“When I started this process,” Ranadive said after the D’Alessandro hiring became official Monday, “to be totally honest, I was biased toward having a GM who had experience. Many years of experience. It was a very rigorous process. I interviewed some hard candidates. Quite honestly, when I spoke with Pete, he was a long-shot candidate. I went through a very rigorous interview process. I put these guys through the rigors. It was a few hours long, asking several questions, detailed questions. I did everything short of giving them an IQ test. Which I would have done. But this guy is amazing.

“I called (Chris) Mullin and I asked him that question the next morning. I spoke to Pete, it was early Saturday morning, I called up Mullin and I said, ‘Hey, what about this guy.’ He said, ‘He’s the smartest guy out there.’ ‘Is he ready?’ ‘Absolutely. No question about it.’ He was head and shoulders above, in my view, what I was looking for. Like I said, he was the smartest candidate, the hungriest guy and the most passionate guy. And you see that with all the comments that he’s making.”

Neither are total newbies — Malone had been an NBA assistant for 12 years with four different teams, D’Alessandro had been the video coordinator at St. John’s, a lawyer with agent Bill Pollack and then well-respected in front offices with Mullin in Golden State and Masai Ujiri in Denver. Both were considered rising stars in their respective fields. But that is not the same as the No. 1 chair. There is a learning curve, and now the two most-important people in basketball ops, as well as the owner, will be in their first season on the job at the same time with a team in desperate need for stability.

“I said to Vivek, ‘I’m ready to go,’ ” D’Alessandro said. “I was ready to go the second I sat in that interview and I think it came across that way. You know Masai Ujiri and you know he’s a guy who empowers. (Nuggets president) Josh Kroenke empowers. Chris Mullin empowers. I got to do a lot of things for a lot of really talented people. Is there a learning curve? I’m never done learning. But as far as being ready? I don’t feel like a first-time GM.”
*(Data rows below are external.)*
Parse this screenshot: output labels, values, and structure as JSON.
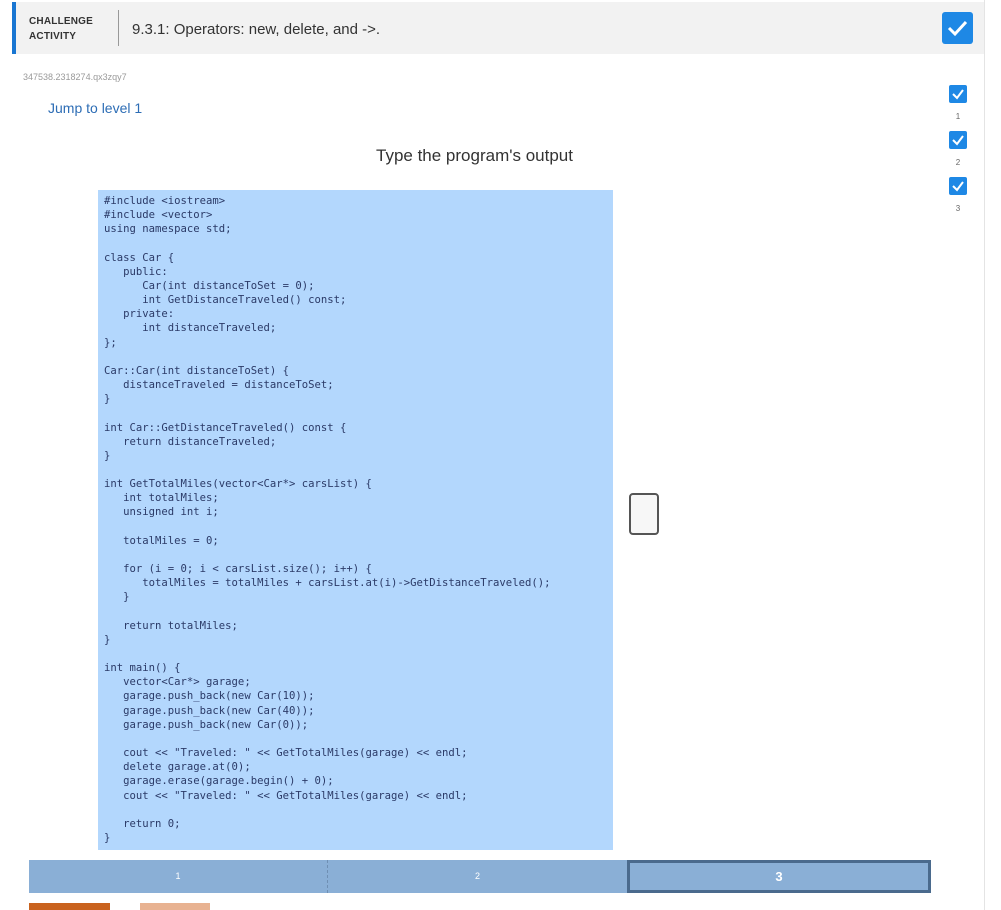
{
  "header": {
    "badge_line1": "CHALLENGE",
    "badge_line2": "ACTIVITY",
    "title": "9.3.1: Operators: new, delete, and ->."
  },
  "activity_id": "347538.2318274.qx3zqy7",
  "jump_link": "Jump to level 1",
  "prompt": "Type the program's output",
  "code": "#include <iostream>\n#include <vector>\nusing namespace std;\n\nclass Car {\n   public:\n      Car(int distanceToSet = 0);\n      int GetDistanceTraveled() const;\n   private:\n      int distanceTraveled;\n};\n\nCar::Car(int distanceToSet) {\n   distanceTraveled = distanceToSet;\n}\n\nint Car::GetDistanceTraveled() const {\n   return distanceTraveled;\n}\n\nint GetTotalMiles(vector<Car*> carsList) {\n   int totalMiles;\n   unsigned int i;\n\n   totalMiles = 0;\n\n   for (i = 0; i < carsList.size(); i++) {\n      totalMiles = totalMiles + carsList.at(i)->GetDistanceTraveled();\n   }\n\n   return totalMiles;\n}\n\nint main() {\n   vector<Car*> garage;\n   garage.push_back(new Car(10));\n   garage.push_back(new Car(40));\n   garage.push_back(new Car(0));\n\n   cout << \"Traveled: \" << GetTotalMiles(garage) << endl;\n   delete garage.at(0);\n   garage.erase(garage.begin() + 0);\n   cout << \"Traveled: \" << GetTotalMiles(garage) << endl;\n\n   return 0;\n}",
  "answer": {
    "value": ""
  },
  "levels": [
    {
      "number": "1",
      "completed": true
    },
    {
      "number": "2",
      "completed": true
    },
    {
      "number": "3",
      "completed": true
    }
  ],
  "progress": [
    {
      "label": "1",
      "current": false
    },
    {
      "label": "2",
      "current": false
    },
    {
      "label": "3",
      "current": true
    }
  ],
  "colors": {
    "accent": "#1e88e5",
    "code_background": "#b3d7fd",
    "progress_segment": "#8aafd6",
    "button_primary": "#c9621e",
    "button_secondary": "#e8b291"
  }
}
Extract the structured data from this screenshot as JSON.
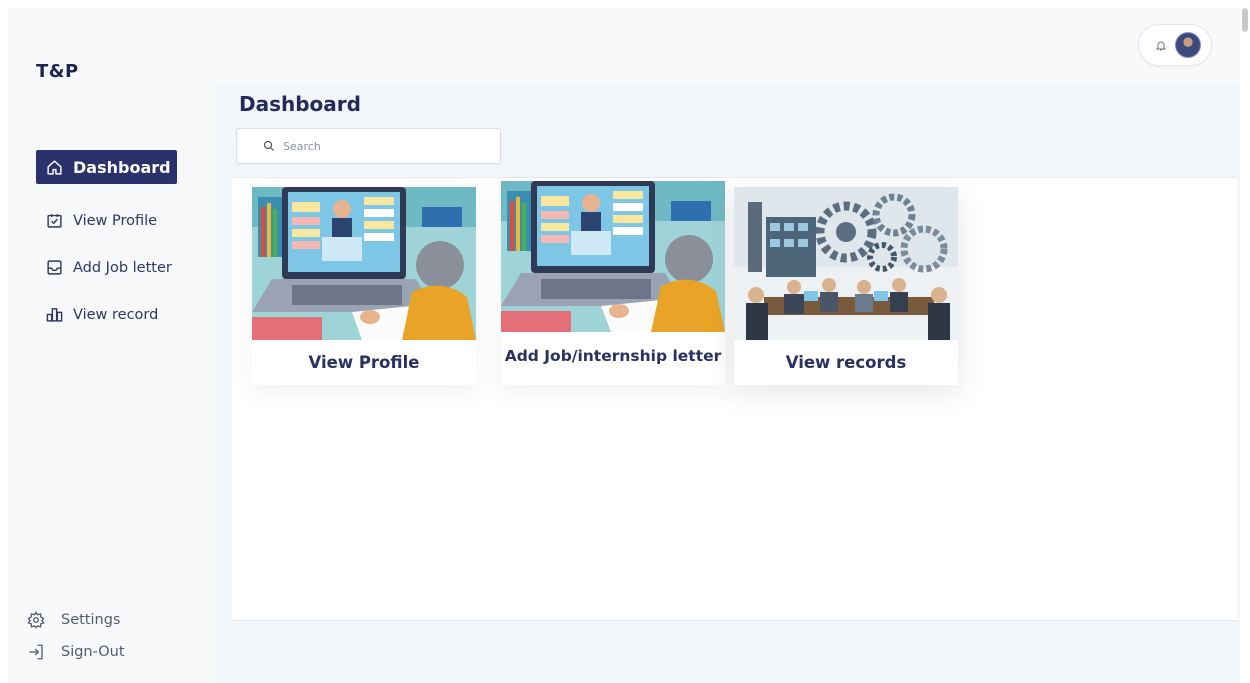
{
  "brand": "T&P",
  "sidebar": {
    "items": [
      {
        "label": "Dashboard",
        "icon": "home-icon",
        "active": true
      },
      {
        "label": "View Profile",
        "icon": "calendar-check-icon"
      },
      {
        "label": "Add Job letter",
        "icon": "inbox-icon"
      },
      {
        "label": "View record",
        "icon": "bar-chart-icon"
      }
    ],
    "bottom": [
      {
        "label": "Settings",
        "icon": "gear-icon"
      },
      {
        "label": "Sign-Out",
        "icon": "sign-out-icon"
      }
    ]
  },
  "header": {
    "page_title": "Dashboard",
    "search": {
      "placeholder": "Search",
      "value": ""
    }
  },
  "cards": [
    {
      "label": "View Profile",
      "image": "student-studying-illustration"
    },
    {
      "label": "Add Job/internship letter",
      "image": "student-studying-illustration"
    },
    {
      "label": "View records",
      "image": "industry-meeting-illustration"
    }
  ],
  "colors": {
    "accent": "#2b326b",
    "text": "#2a3160",
    "background": "#f3f6fa",
    "surface": "#ffffff"
  }
}
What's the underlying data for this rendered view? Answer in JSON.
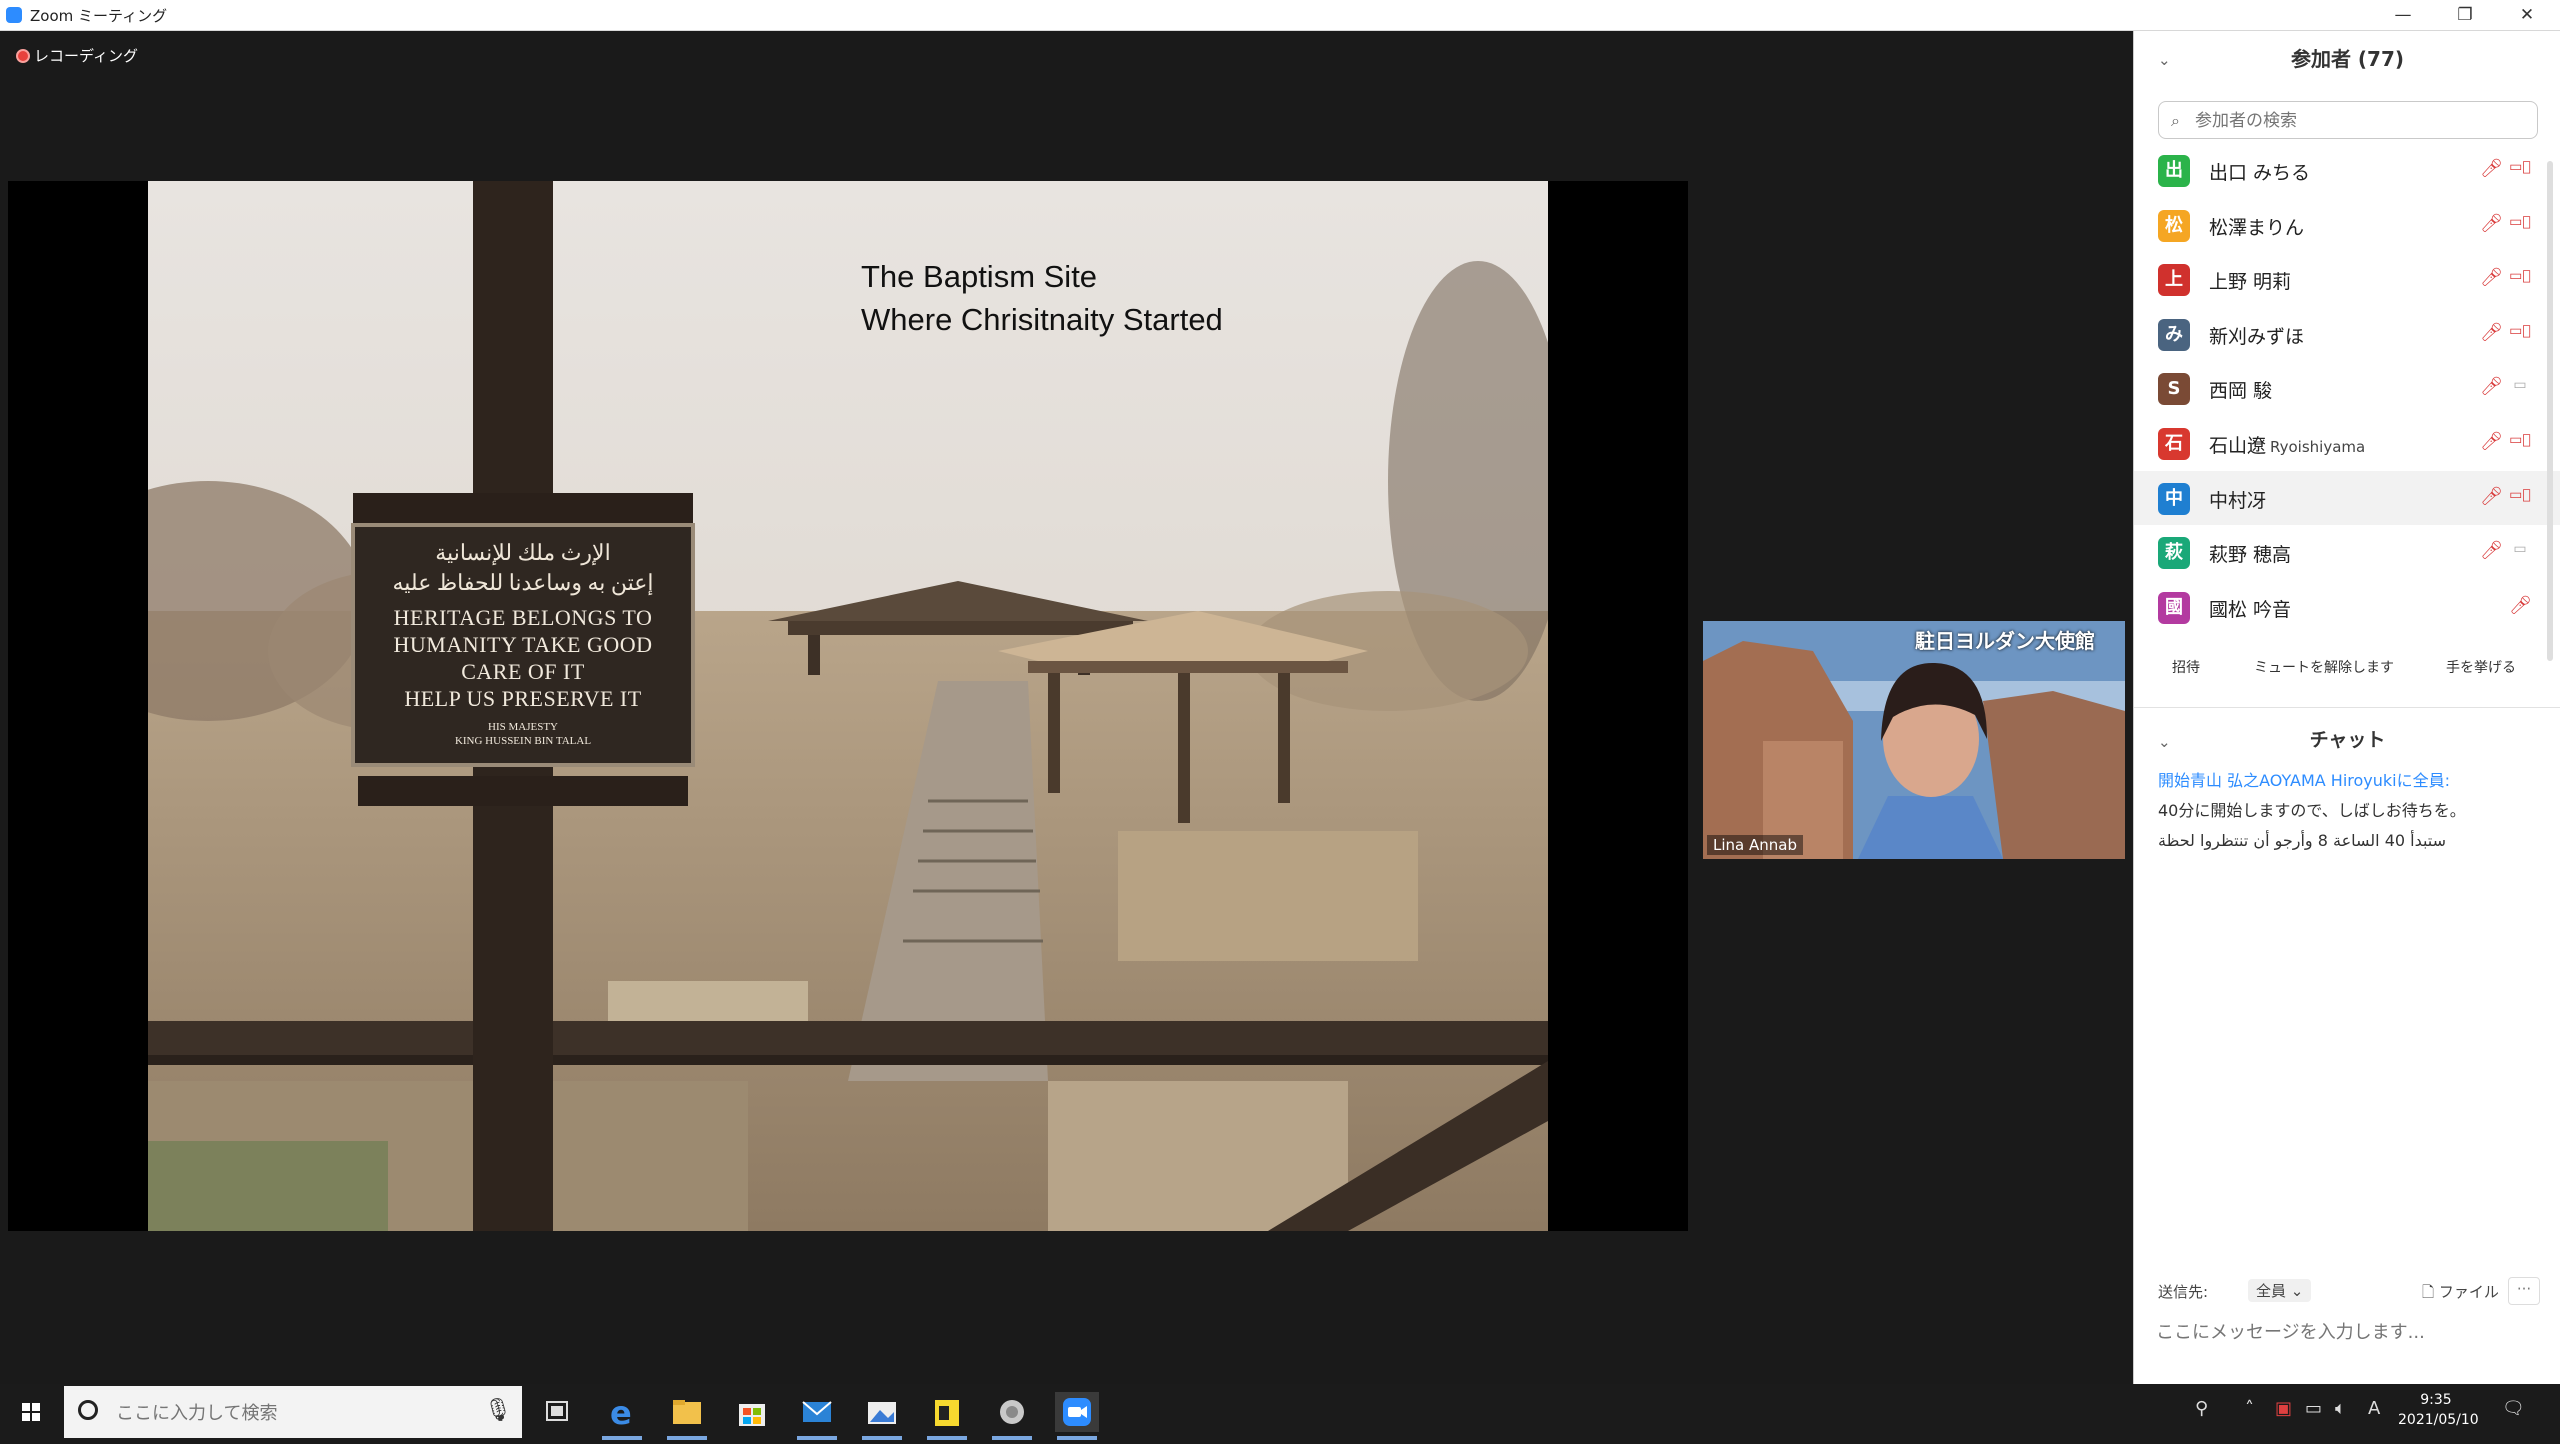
{
  "window": {
    "title": "Zoom ミーティング"
  },
  "meeting": {
    "recording_label": "レコーディング",
    "slide": {
      "title": "The Baptism Site\nWhere Chrisitnaity Started",
      "sign_arabic": "الإرث ملك للإنسانية\nإعتن به وساعدنا للحفاظ عليه",
      "sign_english": "HERITAGE BELONGS TO\nHUMANITY TAKE GOOD\nCARE OF IT\nHELP US PRESERVE IT",
      "sign_sub": "HIS MAJESTY\nKING HUSSEIN BIN TALAL"
    },
    "video": {
      "banner": "駐日ヨルダン大使館",
      "name": "Lina Annab"
    }
  },
  "participants_panel": {
    "title": "参加者 (77)",
    "search_placeholder": "参加者の検索",
    "items": [
      {
        "initial": "出",
        "name": "出口 みちる",
        "sub": "",
        "color": "#2bb34a",
        "mic_muted": true,
        "video_off": true
      },
      {
        "initial": "松",
        "name": "松澤まりん",
        "sub": "",
        "color": "#f5a623",
        "mic_muted": true,
        "video_off": true
      },
      {
        "initial": "上",
        "name": "上野 明莉",
        "sub": "",
        "color": "#d0312d",
        "mic_muted": true,
        "video_off": true
      },
      {
        "initial": "み",
        "name": "新刈みずほ",
        "sub": "",
        "color": "#4a6480",
        "mic_muted": true,
        "video_off": true
      },
      {
        "initial": "S",
        "name": "西岡 駿",
        "sub": "",
        "color": "#7a4a35",
        "mic_muted": true,
        "video_off": false
      },
      {
        "initial": "石",
        "name": "石山遼",
        "sub": "Ryoishiyama",
        "color": "#d8382f",
        "mic_muted": true,
        "video_off": true
      },
      {
        "initial": "中",
        "name": "中村冴",
        "sub": "",
        "color": "#1f7fd1",
        "mic_muted": true,
        "video_off": true
      },
      {
        "initial": "萩",
        "name": "萩野 穂高",
        "sub": "",
        "color": "#1aa878",
        "mic_muted": true,
        "video_off": false
      },
      {
        "initial": "國",
        "name": "國松 吟音",
        "sub": "",
        "color": "#b33aa0",
        "mic_muted": true,
        "video_off": null
      }
    ],
    "buttons": {
      "invite": "招待",
      "unmute_all": "ミュートを解除します",
      "raise_hand": "手を挙げる"
    }
  },
  "chat": {
    "title": "チャット",
    "messages": [
      {
        "from": "開始青山 弘之AOYAMA Hiroyukiに全員:",
        "text": "40分に開始しますので、しばしお待ちを。",
        "text2": "ستبدأ 40 الساعة 8 وأرجو أن تنتظروا لحظة"
      }
    ],
    "send_to_label": "送信先:",
    "send_to_value": "全員",
    "file_label": "ファイル",
    "more_label": "···",
    "input_placeholder": "ここにメッセージを入力します..."
  },
  "taskbar": {
    "search_placeholder": "ここに入力して検索",
    "clock_time": "9:35",
    "clock_date": "2021/05/10",
    "ime_label": "A"
  }
}
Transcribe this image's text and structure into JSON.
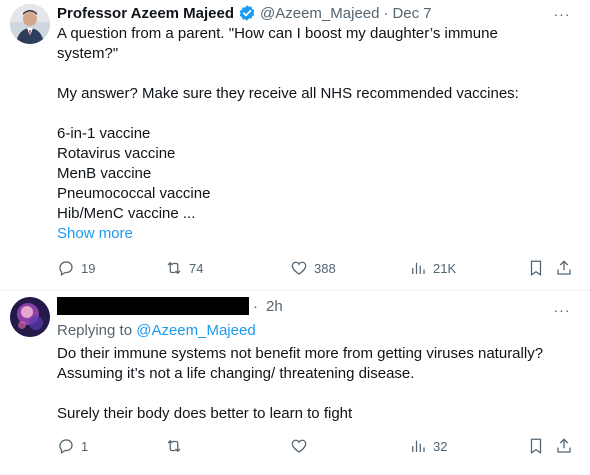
{
  "tweets": [
    {
      "author_name": "Professor Azeem Majeed",
      "handle": "@Azeem_Majeed",
      "separator": "·",
      "time": "Dec 7",
      "lines": [
        "A question from a parent. \"How can I boost my daughter’s immune",
        "system?\"",
        "",
        "My answer? Make sure they receive all NHS recommended vaccines:",
        "",
        "6-in-1 vaccine",
        "Rotavirus vaccine",
        "MenB vaccine",
        "Pneumococcal vaccine",
        "Hib/MenC vaccine ..."
      ],
      "show_more": "Show more",
      "replies": "19",
      "retweets": "74",
      "likes": "388",
      "views": "21K",
      "more_glyph": "···"
    },
    {
      "time": "2h",
      "separator": "·",
      "replying_prefix": "Replying to",
      "replying_to": "@Azeem_Majeed",
      "lines": [
        "Do their immune systems not benefit more from getting viruses naturally?",
        "Assuming it’s not a life changing/ threatening disease.",
        "",
        "Surely their body does better to learn to fight"
      ],
      "replies": "1",
      "retweets": "",
      "likes": "",
      "views": "32",
      "more_glyph": "···"
    }
  ],
  "colors": {
    "accent": "#1d9bf0",
    "secondary_text": "#536471",
    "primary_text": "#0f1419"
  },
  "icons": [
    "verified-badge-icon",
    "more-icon",
    "reply-icon",
    "retweet-icon",
    "like-icon",
    "views-icon",
    "bookmark-icon",
    "share-icon"
  ]
}
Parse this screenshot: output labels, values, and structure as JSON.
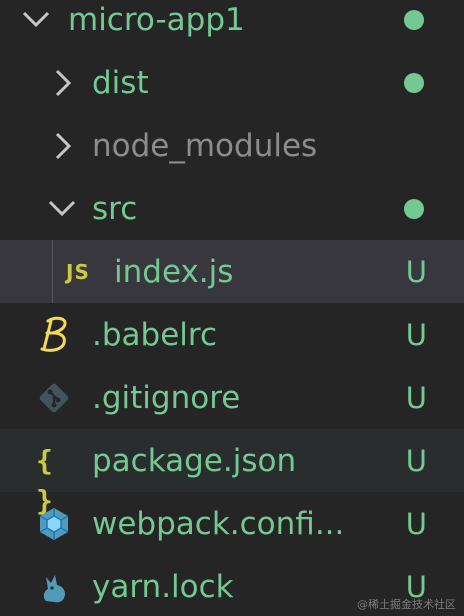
{
  "colors": {
    "background": "#252526",
    "selected_row": "#37373d",
    "folder_text_modified": "#73c991",
    "ignored_text": "#8c8c8c",
    "untracked_text": "#73c991",
    "chevron": "#c5c5c5",
    "dot": "#73c991",
    "js_icon": "#cbcb41",
    "babel_icon": "#f5da55",
    "git_icon": "#41535b",
    "json_icon": "#cbcb41",
    "webpack_icon": "#519aba",
    "yarn_icon": "#519aba"
  },
  "tree": {
    "root": {
      "name": "micro-app1",
      "expanded": true,
      "status": "modified-dot"
    },
    "folders": [
      {
        "name": "dist",
        "expanded": false,
        "status": "modified-dot"
      },
      {
        "name": "node_modules",
        "expanded": false,
        "status": "ignored"
      },
      {
        "name": "src",
        "expanded": true,
        "status": "modified-dot"
      }
    ],
    "src_children": [
      {
        "name": "index.js",
        "icon": "javascript-file-icon",
        "icon_text": "JS",
        "badge": "U"
      }
    ],
    "files": [
      {
        "name": ".babelrc",
        "icon": "babel-file-icon",
        "icon_text": "B",
        "badge": "U"
      },
      {
        "name": ".gitignore",
        "icon": "git-file-icon",
        "badge": "U"
      },
      {
        "name": "package.json",
        "icon": "json-file-icon",
        "icon_text": "{ }",
        "badge": "U"
      },
      {
        "name": "webpack.confi...",
        "icon": "webpack-file-icon",
        "badge": "U"
      },
      {
        "name": "yarn.lock",
        "icon": "yarn-file-icon",
        "badge": "U"
      }
    ]
  },
  "watermark": "@稀土掘金技术社区"
}
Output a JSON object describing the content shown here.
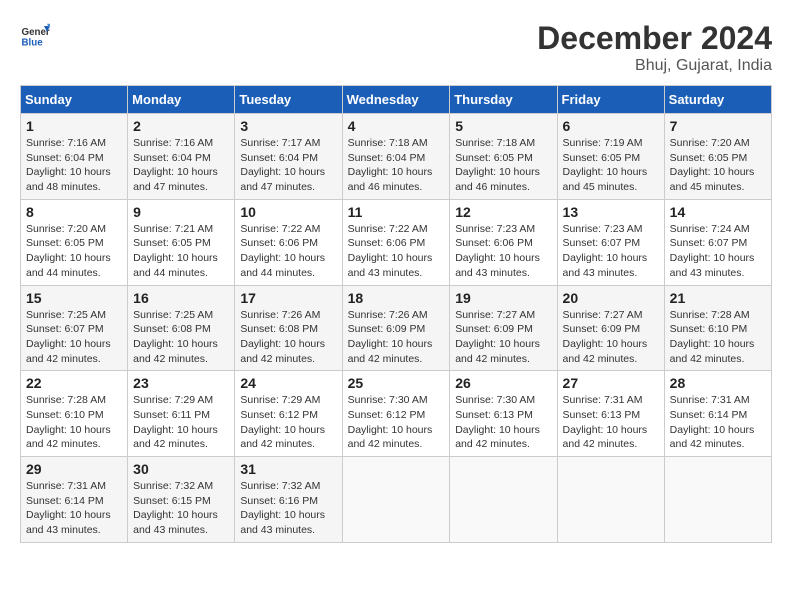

This part of the growing Warriors connection, Ranadive said, is more coincidence. The new majority owner came from the franchise 80 miles away, the new coach as well, but D’Alessandro’s time with Golden State did not cross with Ranadive. Similarly, he did not work with Mullin, who is on the verge of joining the Sacramento re-birth as well, likely in a consultant role.